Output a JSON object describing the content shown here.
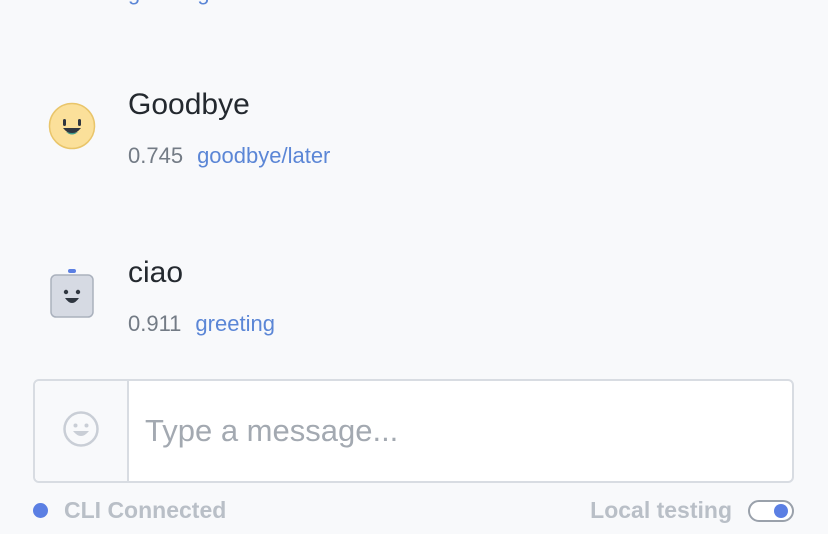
{
  "conversation": {
    "partial_top_text": "greeting",
    "messages": [
      {
        "text": "Goodbye",
        "score": "0.745",
        "intent": "goodbye/later",
        "avatar": "happy-face-icon"
      },
      {
        "text": "ciao",
        "score": "0.911",
        "intent": "greeting",
        "avatar": "robot-face-icon"
      }
    ]
  },
  "composer": {
    "placeholder": "Type a message...",
    "emoji_icon": "smiley-icon"
  },
  "status": {
    "cli_label": "CLI Connected",
    "local_testing_label": "Local testing",
    "local_testing_on": true
  },
  "colors": {
    "accent": "#5b7fe3",
    "link": "#5b86d6",
    "text": "#24292f",
    "muted": "#737b85",
    "background": "#f8f9fb"
  }
}
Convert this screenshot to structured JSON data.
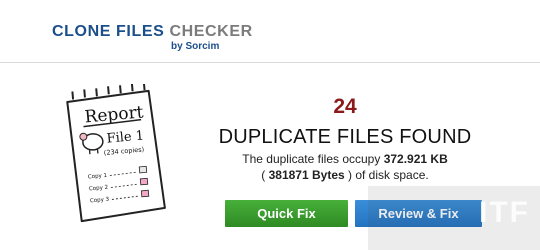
{
  "brand": {
    "name_part1": "CLONE FILES ",
    "name_part2": "CHECKER",
    "by_line": "by Sorcim"
  },
  "report_illustration": {
    "title": "Report",
    "file_label": "File 1",
    "copies_label": "(234 copies)",
    "rows": [
      "Copy 1",
      "Copy 2",
      "Copy 3"
    ]
  },
  "result": {
    "count": "24",
    "headline": "DUPLICATE FILES FOUND",
    "occupy_prefix": "The duplicate files occupy ",
    "occupy_size": "372.921 KB",
    "bytes_prefix": "( ",
    "bytes_value": "381871 Bytes",
    "bytes_suffix": " ) of disk space."
  },
  "actions": {
    "quick_fix": "Quick Fix",
    "review_fix": "Review & Fix"
  },
  "colors": {
    "brand_blue": "#1b4f8c",
    "count_red": "#8b1a1a",
    "quick_fix_green": "#3a9e2e",
    "review_fix_blue": "#2f81cf"
  }
}
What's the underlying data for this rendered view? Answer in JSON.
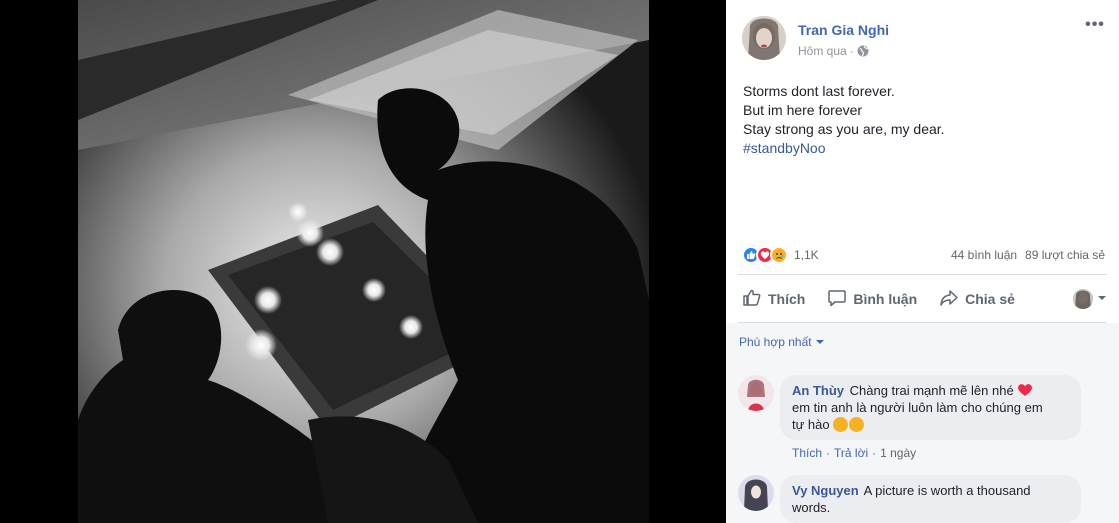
{
  "post": {
    "author": "Tran Gia Nghi",
    "time": "Hôm qua",
    "time_sep": "·",
    "more": "•••",
    "lines": [
      "Storms dont last forever.",
      "But im here forever",
      "Stay strong as you are, my dear."
    ],
    "hashtag": "#standbyNoo",
    "visibility_icon": "globe-icon"
  },
  "reactions": {
    "types": [
      "like",
      "love",
      "sad"
    ],
    "count": "1,1K",
    "comments": "44 bình luận",
    "shares": "89 lượt chia sẻ",
    "colors": {
      "like": "#2e81f4",
      "love": "#f0284a",
      "sad": "#f7b125"
    }
  },
  "actions": {
    "like": "Thích",
    "comment": "Bình luận",
    "share": "Chia sẻ"
  },
  "comments_header": {
    "sort_label": "Phù hợp nhất"
  },
  "comments": [
    {
      "name": "An Thùy",
      "text_line1": "Chàng trai mạnh mẽ lên nhé",
      "text_line2": "em tin anh là người luôn làm cho chúng em",
      "text_line3": "tự hào",
      "like": "Thích",
      "reply": "Trả lời",
      "time": "1 ngày",
      "sep": "·"
    },
    {
      "name": "Vy Nguyen",
      "text_line1": "A picture is worth a thousand",
      "text_line2": "words."
    }
  ],
  "colors": {
    "link": "#4267b2",
    "name": "#385898",
    "muted": "#606770"
  }
}
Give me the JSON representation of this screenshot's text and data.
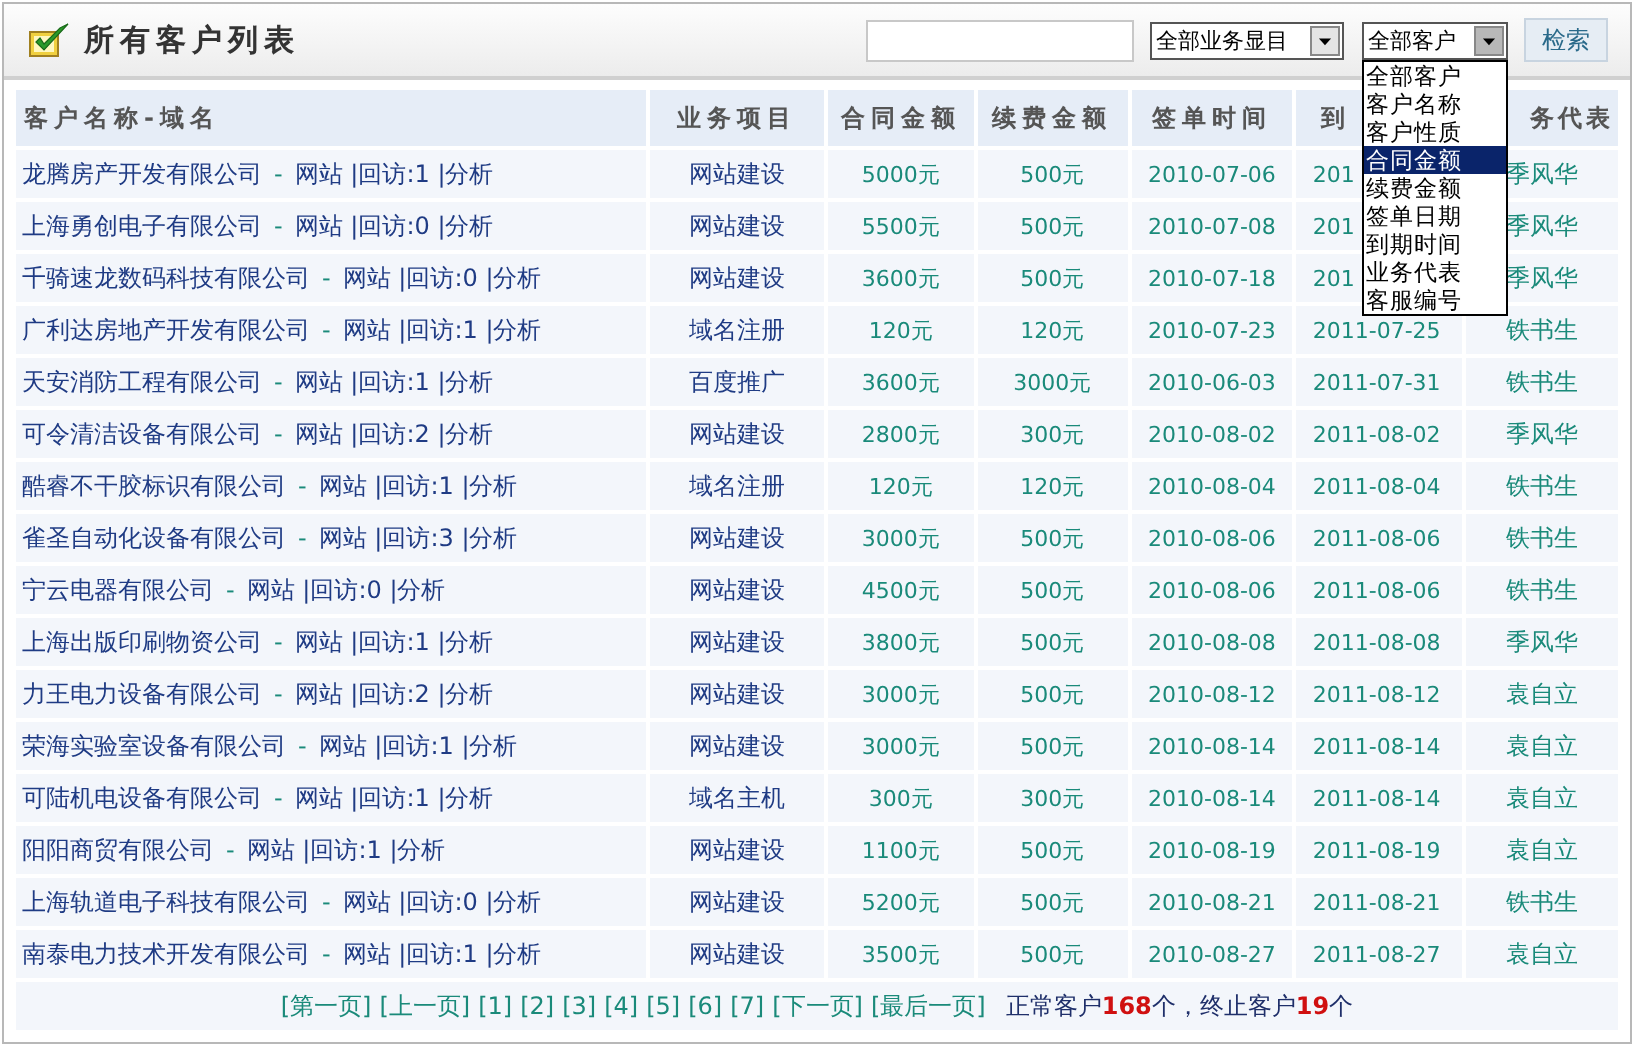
{
  "header": {
    "title": "所有客户列表"
  },
  "filters": [
    {
      "label": "全部业务显目"
    },
    {
      "label": "全部客户",
      "expanded": true,
      "options": [
        {
          "label": "全部客户",
          "selected": false
        },
        {
          "label": "客户名称",
          "selected": false
        },
        {
          "label": "客户性质",
          "selected": false
        },
        {
          "label": "合同金额",
          "selected": true
        },
        {
          "label": "续费金额",
          "selected": false
        },
        {
          "label": "签单日期",
          "selected": false
        },
        {
          "label": "到期时间",
          "selected": false
        },
        {
          "label": "业务代表",
          "selected": false
        },
        {
          "label": "客服编号",
          "selected": false
        }
      ]
    }
  ],
  "search_button": "检索",
  "table": {
    "columns": [
      "客户名称-域名",
      "业务项目",
      "合同金额",
      "续费金额",
      "签单时间",
      "到",
      "务代表"
    ],
    "rows": [
      {
        "name": "龙腾房产开发有限公司",
        "separator": "-",
        "links": "网站 |回访:1 |分析",
        "service": "网站建设",
        "contract": "5000元",
        "renewal": "500元",
        "signed": "2010-07-06",
        "due": "201",
        "rep": "季风华"
      },
      {
        "name": "上海勇创电子有限公司",
        "separator": "-",
        "links": "网站 |回访:0 |分析",
        "service": "网站建设",
        "contract": "5500元",
        "renewal": "500元",
        "signed": "2010-07-08",
        "due": "201",
        "rep": "季风华"
      },
      {
        "name": "千骑速龙数码科技有限公司",
        "separator": "-",
        "links": "网站 |回访:0 |分析",
        "service": "网站建设",
        "contract": "3600元",
        "renewal": "500元",
        "signed": "2010-07-18",
        "due": "201",
        "rep": "季风华"
      },
      {
        "name": "广利达房地产开发有限公司",
        "separator": "-",
        "links": "网站 |回访:1 |分析",
        "service": "域名注册",
        "contract": "120元",
        "renewal": "120元",
        "signed": "2010-07-23",
        "due": "2011-07-25",
        "rep": "铁书生"
      },
      {
        "name": "天安消防工程有限公司",
        "separator": "-",
        "links": "网站 |回访:1 |分析",
        "service": "百度推广",
        "contract": "3600元",
        "renewal": "3000元",
        "signed": "2010-06-03",
        "due": "2011-07-31",
        "rep": "铁书生"
      },
      {
        "name": "可令清洁设备有限公司",
        "separator": "-",
        "links": "网站 |回访:2 |分析",
        "service": "网站建设",
        "contract": "2800元",
        "renewal": "300元",
        "signed": "2010-08-02",
        "due": "2011-08-02",
        "rep": "季风华"
      },
      {
        "name": "酷睿不干胶标识有限公司",
        "separator": "-",
        "links": "网站 |回访:1 |分析",
        "service": "域名注册",
        "contract": "120元",
        "renewal": "120元",
        "signed": "2010-08-04",
        "due": "2011-08-04",
        "rep": "铁书生"
      },
      {
        "name": "雀圣自动化设备有限公司",
        "separator": "-",
        "links": "网站 |回访:3 |分析",
        "service": "网站建设",
        "contract": "3000元",
        "renewal": "500元",
        "signed": "2010-08-06",
        "due": "2011-08-06",
        "rep": "铁书生"
      },
      {
        "name": "宁云电器有限公司",
        "separator": "-",
        "links": "网站 |回访:0 |分析",
        "service": "网站建设",
        "contract": "4500元",
        "renewal": "500元",
        "signed": "2010-08-06",
        "due": "2011-08-06",
        "rep": "铁书生"
      },
      {
        "name": "上海出版印刷物资公司",
        "separator": "-",
        "links": "网站 |回访:1 |分析",
        "service": "网站建设",
        "contract": "3800元",
        "renewal": "500元",
        "signed": "2010-08-08",
        "due": "2011-08-08",
        "rep": "季风华"
      },
      {
        "name": "力王电力设备有限公司",
        "separator": "-",
        "links": "网站 |回访:2 |分析",
        "service": "网站建设",
        "contract": "3000元",
        "renewal": "500元",
        "signed": "2010-08-12",
        "due": "2011-08-12",
        "rep": "袁自立"
      },
      {
        "name": "荣海实验室设备有限公司",
        "separator": "-",
        "links": "网站 |回访:1 |分析",
        "service": "网站建设",
        "contract": "3000元",
        "renewal": "500元",
        "signed": "2010-08-14",
        "due": "2011-08-14",
        "rep": "袁自立"
      },
      {
        "name": "可陆机电设备有限公司",
        "separator": "-",
        "links": "网站 |回访:1 |分析",
        "service": "域名主机",
        "contract": "300元",
        "renewal": "300元",
        "signed": "2010-08-14",
        "due": "2011-08-14",
        "rep": "袁自立"
      },
      {
        "name": "阳阳商贸有限公司",
        "separator": "-",
        "links": "网站 |回访:1 |分析",
        "service": "网站建设",
        "contract": "1100元",
        "renewal": "500元",
        "signed": "2010-08-19",
        "due": "2011-08-19",
        "rep": "袁自立"
      },
      {
        "name": "上海轨道电子科技有限公司",
        "separator": "-",
        "links": "网站 |回访:0 |分析",
        "service": "网站建设",
        "contract": "5200元",
        "renewal": "500元",
        "signed": "2010-08-21",
        "due": "2011-08-21",
        "rep": "铁书生"
      },
      {
        "name": "南泰电力技术开发有限公司",
        "separator": "-",
        "links": "网站 |回访:1 |分析",
        "service": "网站建设",
        "contract": "3500元",
        "renewal": "500元",
        "signed": "2010-08-27",
        "due": "2011-08-27",
        "rep": "袁自立"
      }
    ]
  },
  "pagination": {
    "links": [
      "[第一页]",
      "[上一页]",
      "[1]",
      "[2]",
      "[3]",
      "[4]",
      "[5]",
      "[6]",
      "[7]",
      "[下一页]",
      "[最后一页]"
    ],
    "summary": "正常客户**168**个，终止客户**19**个"
  }
}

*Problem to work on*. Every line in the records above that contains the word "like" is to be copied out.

*Response*.
      "like",
      "like": "#2e81f4",
    "like": "Thích",
      "like": "Thích",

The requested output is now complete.